At Beaver Queen Pageant, ‘let loose and be free’
In his red Dorothy shoes, sequined purple dress and giant beaver Pope hat, Ray Lingle was ready for the Big Beaver Revival.
At the 9th annual Beaver Queen Pageant at Duke Park Meadow Saturday, volunteers dressed up as beaver monks and nuns and fundraised for the Ellerbe Creek Watershed Association. The creek winds through the Duke Park neighborhood.
Women in hats big enough for Easter Sunday and men in glittery short skirts danced in the lawn as Lingle watched through his Coke-bottle glasses. Later that evening, six contestants would fight for the title of Beaver Queen. They’d dress up in formal wear. They’d answer tough questions and share their talents. It’s just like any ol’ beauty pageant, but with a tree-hugging twist.
“You have to be all about it,” said Lingle, who won the pageant in 2011 with his beaver queen persona, Fur Pelton John. “You have to let loose and be free.”
On Saturday, he danced around as Pope Pelton.
The volunteers who’ve been around since the pageant started are called the O.B.s – Original Beavers. Many were dressed as those monks and nuns, but with painted brown beaver noses.

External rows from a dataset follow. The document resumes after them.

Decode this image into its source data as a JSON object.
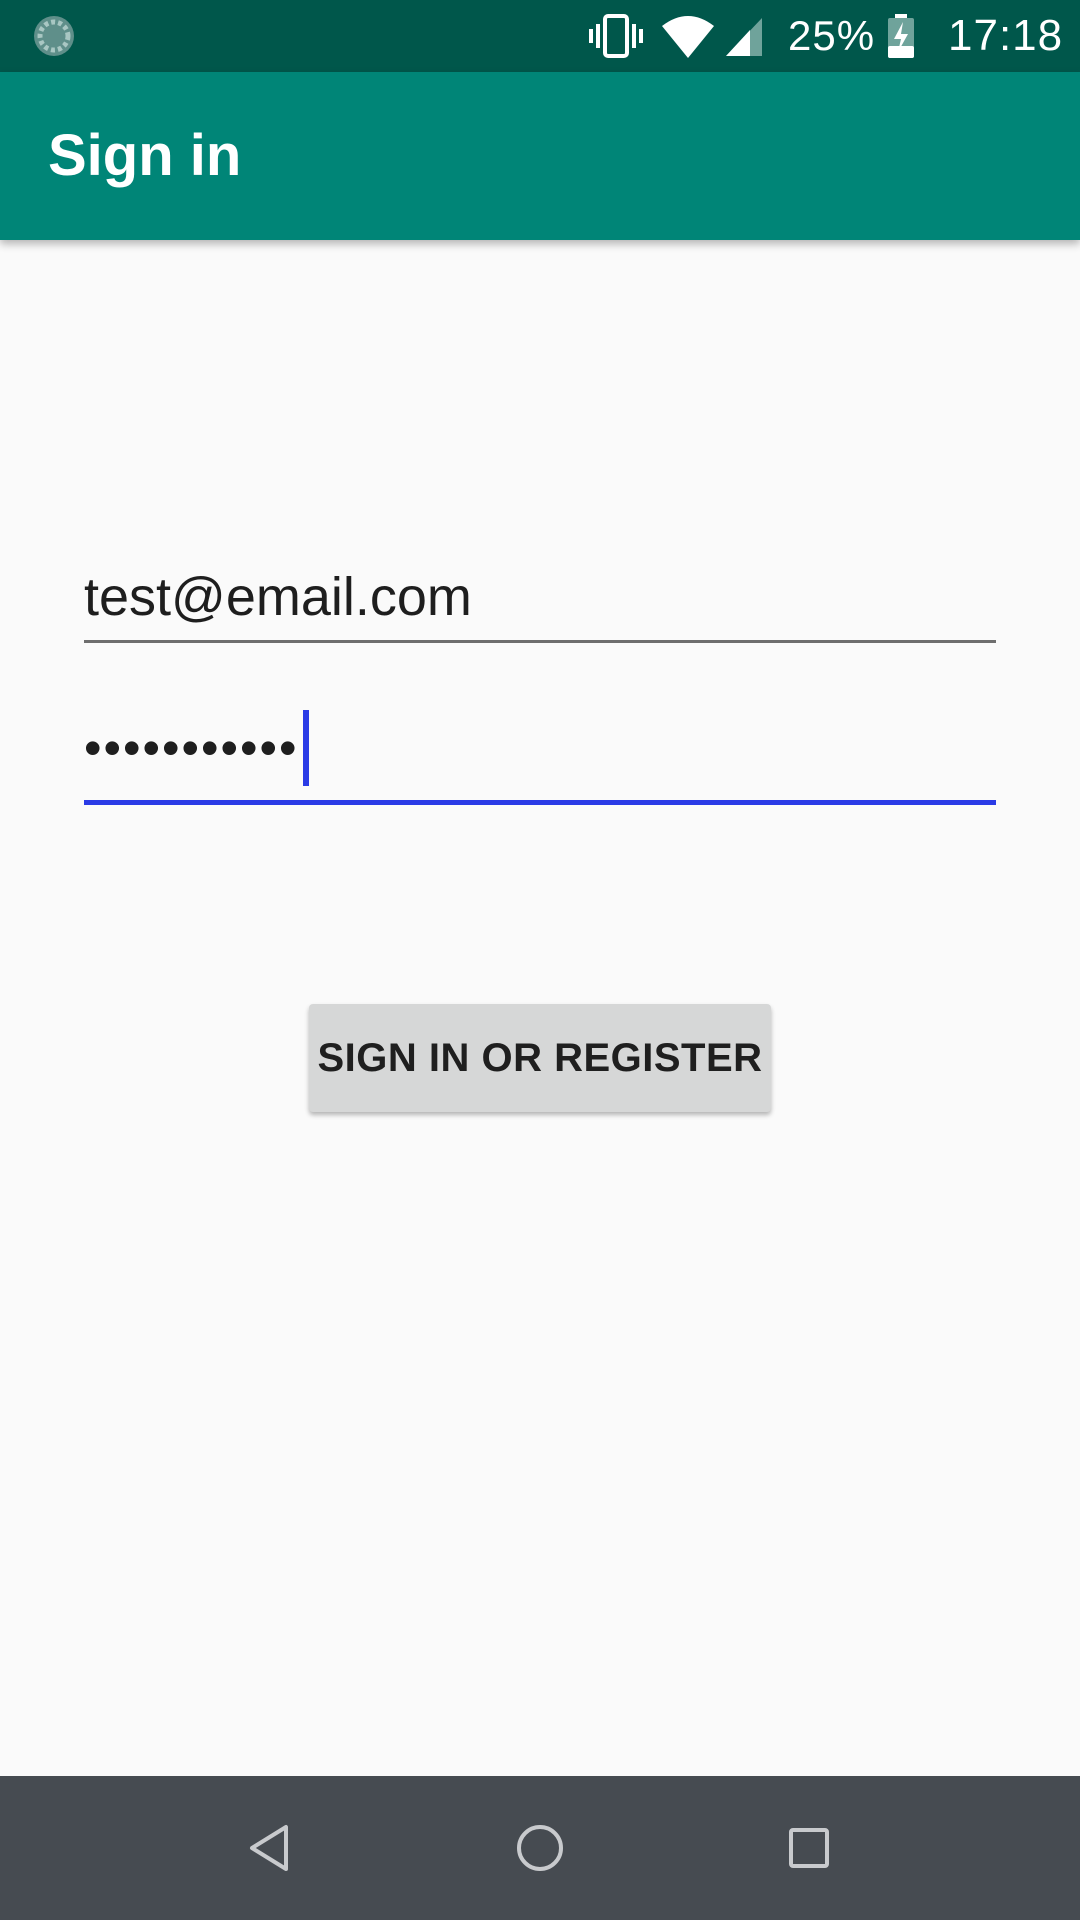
{
  "status_bar": {
    "battery_percent": "25%",
    "time": "17:18",
    "icons": [
      "sync-icon",
      "vibrate-icon",
      "wifi-icon",
      "cell-signal-icon",
      "battery-charging-icon"
    ]
  },
  "app_bar": {
    "title": "Sign in",
    "color": "#008577",
    "status_color": "#00574B"
  },
  "form": {
    "email": {
      "value": "test@email.com"
    },
    "password": {
      "masked_value": "•••••••••••",
      "focused": true,
      "accent_color": "#2A3BE6"
    },
    "submit_label": "SIGN IN OR REGISTER"
  },
  "nav_bar": {
    "buttons": [
      "back-icon",
      "home-icon",
      "recents-icon"
    ]
  }
}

“Nine years ago this evening, we commandeered the park under the shroud of darkness,” said Kaferine de Nerve, also known as local activist and Duke Park resident Katherine O’Brien. The tight-knit neighborhood of 25 people started the glittery, twirling dance party of swinging beaver tails.
The Beaver Queen Pageant was born in 2005 after beavers flooded part of the I-85 expansion. The state wanted to kill the furry little workers, so the Duke Park neighborhood started thinking up ways to save the rodents.
The money raised through the pageant goes toward the Ellerbe Creek Watershed Association, which owns 340 acres of urban nature preserves.
Last year, the event raised $13,000 before costs, and this year’s goal, a volunteer said, was $10,000.
The annual pageant has taken on a cult-like following, and hundreds gather in the meadow for the party of the year. Food trucks lined the street, selling pizza and ice cream in nearly 90-degree weather, as families took to the shade on blankets and in lawn chairs.
Becky Payne, her dreadlock hair contained in a makeshift halo, received the nickname “Dreaded Beaver” years ago. She joined the movement after hearing about the pageant from one of her Aveda hair salon clients. The client had participated as a contestant nicknamed “Dirty Beaver.”
“One of her talents was interpretive slip-and-slide, and I thought, I had to be a part of that,” Payne said.
Payne was dressed in an angel robe, wielding a stick adorned with a stuffed beaver stuffed. On it, it said, “WWBD?” What Would Beavers Do?
Across from her, a girl dressed as a green bug ran around the yard and others twirled parasols as they danced. A booth was set up that read, “Beaver Confession,” where you could “buy your way to beaver heaven” for three to five dollars.
The Bulltown Strutters community parade band wailed “Rollin’ on the River” and the “Beaver Drag” in a New-Orleans, hillbilly music infusion. Musicians rocked out on the harmonica and banjo.
“This is what Durham is,” Payne said.
A family picnicking on blankets had black beaver tails jutting from their pants. Three-year-old Elliot Angerer enjoyed a Locopop while swinging his tail of stickers and rhinestones.
Friends Tammy Wells-Angerer and Grayson Leverenz decided it would be a fun craft project for the children.
“I told Tammy that this is one of my favorite things of the year,” Leverenz said. “It’s better than Christmas.”